→ REQUIRED WORK: Some lines in the entries contain the word "this". Copy all of them.

→ INFORMATION SHOWN:
________

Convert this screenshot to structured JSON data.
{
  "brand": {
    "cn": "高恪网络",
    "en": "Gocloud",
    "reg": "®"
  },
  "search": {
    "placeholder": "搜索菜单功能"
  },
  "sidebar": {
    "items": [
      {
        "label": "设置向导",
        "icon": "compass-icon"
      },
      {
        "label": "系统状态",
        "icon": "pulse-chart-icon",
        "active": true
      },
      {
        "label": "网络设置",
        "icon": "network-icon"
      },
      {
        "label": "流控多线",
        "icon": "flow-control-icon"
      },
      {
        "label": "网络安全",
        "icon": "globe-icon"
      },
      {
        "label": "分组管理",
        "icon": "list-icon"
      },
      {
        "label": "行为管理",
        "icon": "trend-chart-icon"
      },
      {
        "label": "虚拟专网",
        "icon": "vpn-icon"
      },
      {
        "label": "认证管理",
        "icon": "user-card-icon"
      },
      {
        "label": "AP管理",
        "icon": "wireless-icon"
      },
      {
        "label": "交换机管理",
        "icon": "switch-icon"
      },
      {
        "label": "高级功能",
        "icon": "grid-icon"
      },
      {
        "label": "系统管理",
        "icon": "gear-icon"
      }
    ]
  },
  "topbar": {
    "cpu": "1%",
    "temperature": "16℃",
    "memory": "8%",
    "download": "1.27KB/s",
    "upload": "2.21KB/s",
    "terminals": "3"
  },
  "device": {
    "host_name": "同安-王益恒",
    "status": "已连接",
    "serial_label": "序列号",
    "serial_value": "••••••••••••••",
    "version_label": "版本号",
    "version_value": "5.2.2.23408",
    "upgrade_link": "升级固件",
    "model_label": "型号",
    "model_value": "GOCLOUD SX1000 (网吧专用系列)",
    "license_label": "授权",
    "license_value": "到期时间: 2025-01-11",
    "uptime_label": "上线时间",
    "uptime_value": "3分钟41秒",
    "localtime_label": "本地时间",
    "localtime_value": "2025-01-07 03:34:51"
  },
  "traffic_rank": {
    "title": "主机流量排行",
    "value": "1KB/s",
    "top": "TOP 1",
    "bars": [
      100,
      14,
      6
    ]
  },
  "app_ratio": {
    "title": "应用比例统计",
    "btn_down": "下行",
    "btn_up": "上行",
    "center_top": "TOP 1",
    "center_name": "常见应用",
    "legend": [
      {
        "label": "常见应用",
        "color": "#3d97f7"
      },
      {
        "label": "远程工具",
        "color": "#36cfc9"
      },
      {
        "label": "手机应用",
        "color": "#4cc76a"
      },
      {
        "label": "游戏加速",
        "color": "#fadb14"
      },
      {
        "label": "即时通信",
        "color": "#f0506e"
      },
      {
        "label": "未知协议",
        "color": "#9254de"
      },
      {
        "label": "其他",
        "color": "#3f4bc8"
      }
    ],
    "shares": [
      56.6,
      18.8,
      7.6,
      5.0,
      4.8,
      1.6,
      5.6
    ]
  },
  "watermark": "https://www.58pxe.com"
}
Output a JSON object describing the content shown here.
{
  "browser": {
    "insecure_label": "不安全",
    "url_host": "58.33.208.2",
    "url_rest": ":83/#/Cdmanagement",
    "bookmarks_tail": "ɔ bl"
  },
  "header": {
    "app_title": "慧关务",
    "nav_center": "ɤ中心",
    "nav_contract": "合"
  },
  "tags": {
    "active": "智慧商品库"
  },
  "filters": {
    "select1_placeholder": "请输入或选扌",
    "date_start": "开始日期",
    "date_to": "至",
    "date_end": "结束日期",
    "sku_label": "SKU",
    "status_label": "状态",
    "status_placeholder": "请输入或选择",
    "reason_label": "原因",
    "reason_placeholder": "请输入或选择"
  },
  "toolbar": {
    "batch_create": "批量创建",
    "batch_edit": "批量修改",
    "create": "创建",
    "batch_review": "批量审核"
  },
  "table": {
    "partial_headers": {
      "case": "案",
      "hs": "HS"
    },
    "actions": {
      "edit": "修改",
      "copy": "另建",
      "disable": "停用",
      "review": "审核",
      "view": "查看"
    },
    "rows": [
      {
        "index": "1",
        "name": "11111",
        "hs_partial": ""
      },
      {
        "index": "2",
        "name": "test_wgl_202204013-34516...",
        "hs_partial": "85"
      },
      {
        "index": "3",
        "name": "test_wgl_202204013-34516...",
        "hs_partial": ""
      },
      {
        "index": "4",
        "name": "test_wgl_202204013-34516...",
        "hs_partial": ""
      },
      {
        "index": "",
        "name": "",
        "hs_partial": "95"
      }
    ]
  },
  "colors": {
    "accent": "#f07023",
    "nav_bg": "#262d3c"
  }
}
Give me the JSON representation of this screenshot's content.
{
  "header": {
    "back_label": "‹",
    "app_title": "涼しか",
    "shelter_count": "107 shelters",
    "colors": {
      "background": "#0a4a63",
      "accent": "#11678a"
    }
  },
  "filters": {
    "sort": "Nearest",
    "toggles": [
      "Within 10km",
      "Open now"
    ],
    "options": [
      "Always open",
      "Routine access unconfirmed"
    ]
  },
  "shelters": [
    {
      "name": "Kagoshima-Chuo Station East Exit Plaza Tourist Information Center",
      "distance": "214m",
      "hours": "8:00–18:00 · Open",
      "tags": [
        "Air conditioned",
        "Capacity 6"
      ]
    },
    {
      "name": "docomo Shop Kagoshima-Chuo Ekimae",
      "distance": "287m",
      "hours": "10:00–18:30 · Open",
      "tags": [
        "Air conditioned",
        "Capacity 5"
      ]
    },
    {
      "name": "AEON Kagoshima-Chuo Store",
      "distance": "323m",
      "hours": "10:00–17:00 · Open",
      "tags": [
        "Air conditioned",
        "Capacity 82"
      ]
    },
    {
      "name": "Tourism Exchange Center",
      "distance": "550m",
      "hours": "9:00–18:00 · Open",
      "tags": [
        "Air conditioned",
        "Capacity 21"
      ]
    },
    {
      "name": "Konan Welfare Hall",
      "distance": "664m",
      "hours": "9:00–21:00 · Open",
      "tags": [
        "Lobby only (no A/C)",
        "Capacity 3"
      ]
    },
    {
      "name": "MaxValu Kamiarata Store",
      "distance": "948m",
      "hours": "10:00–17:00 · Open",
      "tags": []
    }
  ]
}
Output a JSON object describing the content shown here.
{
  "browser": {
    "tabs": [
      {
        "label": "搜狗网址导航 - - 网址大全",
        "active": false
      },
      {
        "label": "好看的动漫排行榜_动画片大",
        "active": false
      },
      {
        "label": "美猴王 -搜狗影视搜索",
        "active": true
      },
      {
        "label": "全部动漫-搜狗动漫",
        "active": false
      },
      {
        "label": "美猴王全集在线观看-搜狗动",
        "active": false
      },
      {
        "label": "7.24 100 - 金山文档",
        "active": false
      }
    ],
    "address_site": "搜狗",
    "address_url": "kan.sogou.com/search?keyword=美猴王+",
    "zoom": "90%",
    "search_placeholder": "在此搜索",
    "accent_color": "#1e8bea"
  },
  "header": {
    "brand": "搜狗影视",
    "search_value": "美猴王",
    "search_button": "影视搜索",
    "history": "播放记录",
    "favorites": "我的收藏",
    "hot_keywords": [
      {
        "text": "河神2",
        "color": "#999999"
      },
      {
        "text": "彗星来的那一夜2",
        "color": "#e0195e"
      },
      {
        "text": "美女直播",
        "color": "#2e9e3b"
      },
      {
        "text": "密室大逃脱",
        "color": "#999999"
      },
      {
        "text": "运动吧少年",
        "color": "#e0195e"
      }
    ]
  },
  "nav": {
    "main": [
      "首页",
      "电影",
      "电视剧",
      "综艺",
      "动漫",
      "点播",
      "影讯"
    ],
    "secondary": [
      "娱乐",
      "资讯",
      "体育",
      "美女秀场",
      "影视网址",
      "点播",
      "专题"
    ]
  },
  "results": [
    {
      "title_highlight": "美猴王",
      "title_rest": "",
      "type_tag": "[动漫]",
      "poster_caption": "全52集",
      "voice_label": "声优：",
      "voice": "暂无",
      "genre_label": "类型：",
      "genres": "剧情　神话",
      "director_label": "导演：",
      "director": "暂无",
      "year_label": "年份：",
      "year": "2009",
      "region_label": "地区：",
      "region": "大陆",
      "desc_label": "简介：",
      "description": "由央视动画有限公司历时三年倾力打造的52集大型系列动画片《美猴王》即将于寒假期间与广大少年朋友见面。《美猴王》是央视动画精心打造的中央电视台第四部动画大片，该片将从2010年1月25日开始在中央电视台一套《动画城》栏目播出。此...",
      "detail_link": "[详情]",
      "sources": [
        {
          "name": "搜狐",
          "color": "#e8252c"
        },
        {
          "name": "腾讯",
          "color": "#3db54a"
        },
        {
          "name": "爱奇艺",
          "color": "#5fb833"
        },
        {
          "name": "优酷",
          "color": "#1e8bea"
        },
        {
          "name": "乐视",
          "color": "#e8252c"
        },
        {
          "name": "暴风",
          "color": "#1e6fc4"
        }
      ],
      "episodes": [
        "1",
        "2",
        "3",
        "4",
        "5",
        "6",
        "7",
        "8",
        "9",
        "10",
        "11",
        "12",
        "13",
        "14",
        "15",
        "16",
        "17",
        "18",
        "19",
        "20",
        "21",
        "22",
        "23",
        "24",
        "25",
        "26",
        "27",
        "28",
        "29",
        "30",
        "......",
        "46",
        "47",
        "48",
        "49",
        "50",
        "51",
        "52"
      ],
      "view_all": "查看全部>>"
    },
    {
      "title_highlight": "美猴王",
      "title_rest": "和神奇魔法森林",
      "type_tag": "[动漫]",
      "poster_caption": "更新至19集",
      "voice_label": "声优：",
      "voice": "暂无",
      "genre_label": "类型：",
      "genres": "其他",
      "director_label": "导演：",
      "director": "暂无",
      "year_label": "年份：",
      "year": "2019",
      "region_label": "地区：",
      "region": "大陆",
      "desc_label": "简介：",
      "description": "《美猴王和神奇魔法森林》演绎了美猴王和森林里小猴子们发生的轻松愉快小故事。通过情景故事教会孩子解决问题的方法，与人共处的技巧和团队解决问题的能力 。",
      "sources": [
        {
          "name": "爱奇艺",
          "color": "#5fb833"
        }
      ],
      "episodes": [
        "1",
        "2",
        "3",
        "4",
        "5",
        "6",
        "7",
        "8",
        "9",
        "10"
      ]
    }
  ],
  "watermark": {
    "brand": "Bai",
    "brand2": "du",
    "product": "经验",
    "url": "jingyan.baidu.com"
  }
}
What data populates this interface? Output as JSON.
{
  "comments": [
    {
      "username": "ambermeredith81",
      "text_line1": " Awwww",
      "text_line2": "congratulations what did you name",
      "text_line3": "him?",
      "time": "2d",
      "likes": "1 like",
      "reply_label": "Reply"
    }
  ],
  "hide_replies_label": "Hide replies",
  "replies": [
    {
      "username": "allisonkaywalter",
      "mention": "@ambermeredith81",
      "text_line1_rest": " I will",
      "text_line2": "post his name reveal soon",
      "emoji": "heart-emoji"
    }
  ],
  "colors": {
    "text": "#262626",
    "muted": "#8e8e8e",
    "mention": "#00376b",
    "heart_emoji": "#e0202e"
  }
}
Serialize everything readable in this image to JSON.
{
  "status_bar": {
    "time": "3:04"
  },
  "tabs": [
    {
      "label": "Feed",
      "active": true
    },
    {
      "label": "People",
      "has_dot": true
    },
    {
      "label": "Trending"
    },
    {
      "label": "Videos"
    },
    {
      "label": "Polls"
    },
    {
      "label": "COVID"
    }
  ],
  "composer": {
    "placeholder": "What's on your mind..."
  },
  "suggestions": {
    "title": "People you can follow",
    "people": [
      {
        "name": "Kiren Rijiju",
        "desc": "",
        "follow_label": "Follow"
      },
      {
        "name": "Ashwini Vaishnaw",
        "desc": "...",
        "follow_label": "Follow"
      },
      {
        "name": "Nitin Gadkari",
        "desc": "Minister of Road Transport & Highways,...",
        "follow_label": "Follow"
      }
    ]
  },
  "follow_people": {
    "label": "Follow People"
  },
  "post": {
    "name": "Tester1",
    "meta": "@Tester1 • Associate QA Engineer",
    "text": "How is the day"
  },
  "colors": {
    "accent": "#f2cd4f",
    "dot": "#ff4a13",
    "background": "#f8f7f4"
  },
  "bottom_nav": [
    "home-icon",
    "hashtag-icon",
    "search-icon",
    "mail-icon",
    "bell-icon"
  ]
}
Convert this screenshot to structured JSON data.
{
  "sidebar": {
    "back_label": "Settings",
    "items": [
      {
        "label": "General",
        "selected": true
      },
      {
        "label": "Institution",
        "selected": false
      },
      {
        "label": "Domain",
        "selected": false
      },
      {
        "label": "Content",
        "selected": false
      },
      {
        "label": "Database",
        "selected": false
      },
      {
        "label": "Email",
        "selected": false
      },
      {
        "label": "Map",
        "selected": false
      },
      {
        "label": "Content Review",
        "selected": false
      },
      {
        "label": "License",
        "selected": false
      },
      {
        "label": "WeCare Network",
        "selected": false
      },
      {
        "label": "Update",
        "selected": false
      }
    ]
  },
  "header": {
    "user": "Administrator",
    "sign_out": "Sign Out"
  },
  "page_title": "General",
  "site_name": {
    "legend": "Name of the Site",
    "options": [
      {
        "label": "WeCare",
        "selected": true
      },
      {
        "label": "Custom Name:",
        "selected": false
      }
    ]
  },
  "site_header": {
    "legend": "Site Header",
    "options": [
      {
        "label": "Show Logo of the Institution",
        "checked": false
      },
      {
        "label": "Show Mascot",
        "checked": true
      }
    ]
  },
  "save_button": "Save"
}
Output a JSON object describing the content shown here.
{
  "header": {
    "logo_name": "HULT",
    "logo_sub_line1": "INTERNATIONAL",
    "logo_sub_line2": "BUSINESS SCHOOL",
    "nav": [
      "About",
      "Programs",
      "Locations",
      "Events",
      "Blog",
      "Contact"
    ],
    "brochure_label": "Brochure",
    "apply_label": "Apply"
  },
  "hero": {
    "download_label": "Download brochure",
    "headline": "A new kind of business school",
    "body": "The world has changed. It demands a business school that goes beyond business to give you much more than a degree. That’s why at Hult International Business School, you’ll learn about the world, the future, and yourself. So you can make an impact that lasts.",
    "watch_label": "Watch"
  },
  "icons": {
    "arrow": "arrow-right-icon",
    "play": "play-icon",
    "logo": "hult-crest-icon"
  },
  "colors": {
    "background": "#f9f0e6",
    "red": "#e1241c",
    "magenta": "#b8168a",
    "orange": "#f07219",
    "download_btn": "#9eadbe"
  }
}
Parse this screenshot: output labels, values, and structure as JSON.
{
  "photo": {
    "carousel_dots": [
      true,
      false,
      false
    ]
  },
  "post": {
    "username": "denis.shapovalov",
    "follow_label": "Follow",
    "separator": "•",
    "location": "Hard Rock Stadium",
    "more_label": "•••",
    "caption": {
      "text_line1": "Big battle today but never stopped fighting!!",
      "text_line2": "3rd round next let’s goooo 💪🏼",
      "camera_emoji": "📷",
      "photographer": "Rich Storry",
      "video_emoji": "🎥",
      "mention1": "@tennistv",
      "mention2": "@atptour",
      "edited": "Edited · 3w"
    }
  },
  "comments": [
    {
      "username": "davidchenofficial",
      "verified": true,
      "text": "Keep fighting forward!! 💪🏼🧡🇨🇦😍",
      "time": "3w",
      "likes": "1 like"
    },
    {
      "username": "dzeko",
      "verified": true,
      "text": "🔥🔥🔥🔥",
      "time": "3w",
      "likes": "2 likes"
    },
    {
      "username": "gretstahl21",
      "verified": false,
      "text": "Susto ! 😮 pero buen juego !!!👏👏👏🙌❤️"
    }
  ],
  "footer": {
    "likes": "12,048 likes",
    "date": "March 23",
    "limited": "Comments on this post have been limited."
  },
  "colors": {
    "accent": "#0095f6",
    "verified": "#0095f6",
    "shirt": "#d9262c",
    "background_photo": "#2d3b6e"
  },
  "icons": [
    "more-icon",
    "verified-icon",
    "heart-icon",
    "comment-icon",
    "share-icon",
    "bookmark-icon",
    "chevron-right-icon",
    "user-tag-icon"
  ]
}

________

→ WRITTEN SOLUTION:
Convert this screenshot to structured JSON data.
Give me the JSON representation of this screenshot's content.
What data populates this interface? Output as JSON.
Serialize everything readable in this image to JSON.
Convert this screenshot to structured JSON data.
Parse this screenshot: output labels, values, and structure as JSON.
    "limited": "Comments on this post have been limited."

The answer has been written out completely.